**What you will do**
Print the data exactly. Omit the pictures.

**Dataset entries**
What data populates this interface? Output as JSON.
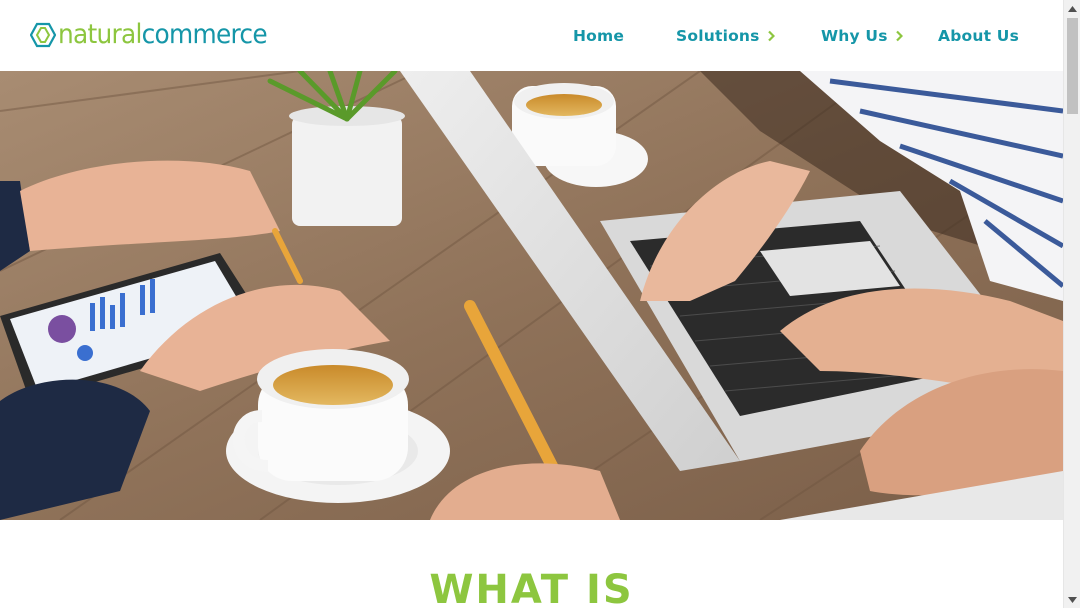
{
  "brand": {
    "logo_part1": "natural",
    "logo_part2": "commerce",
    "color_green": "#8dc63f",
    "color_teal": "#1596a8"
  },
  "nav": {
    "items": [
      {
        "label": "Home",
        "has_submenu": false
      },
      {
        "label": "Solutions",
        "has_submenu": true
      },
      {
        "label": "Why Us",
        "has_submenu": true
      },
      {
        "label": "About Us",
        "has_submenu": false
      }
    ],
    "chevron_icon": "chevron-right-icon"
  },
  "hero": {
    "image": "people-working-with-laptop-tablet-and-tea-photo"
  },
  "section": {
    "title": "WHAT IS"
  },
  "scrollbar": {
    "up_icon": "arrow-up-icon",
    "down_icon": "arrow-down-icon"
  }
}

**Solution to the problem**
What data populates this interface? Output as JSON.
{
  "brand": {
    "logo_part1": "natural",
    "logo_part2": "commerce",
    "color_green": "#8dc63f",
    "color_teal": "#1596a8"
  },
  "nav": {
    "items": [
      {
        "label": "Home",
        "has_submenu": false
      },
      {
        "label": "Solutions",
        "has_submenu": true
      },
      {
        "label": "Why Us",
        "has_submenu": true
      },
      {
        "label": "About Us",
        "has_submenu": false
      }
    ],
    "chevron_icon": "chevron-right-icon"
  },
  "hero": {
    "image": "people-working-with-laptop-tablet-and-tea-photo"
  },
  "section": {
    "title": "WHAT IS"
  },
  "scrollbar": {
    "up_icon": "arrow-up-icon",
    "down_icon": "arrow-down-icon"
  }
}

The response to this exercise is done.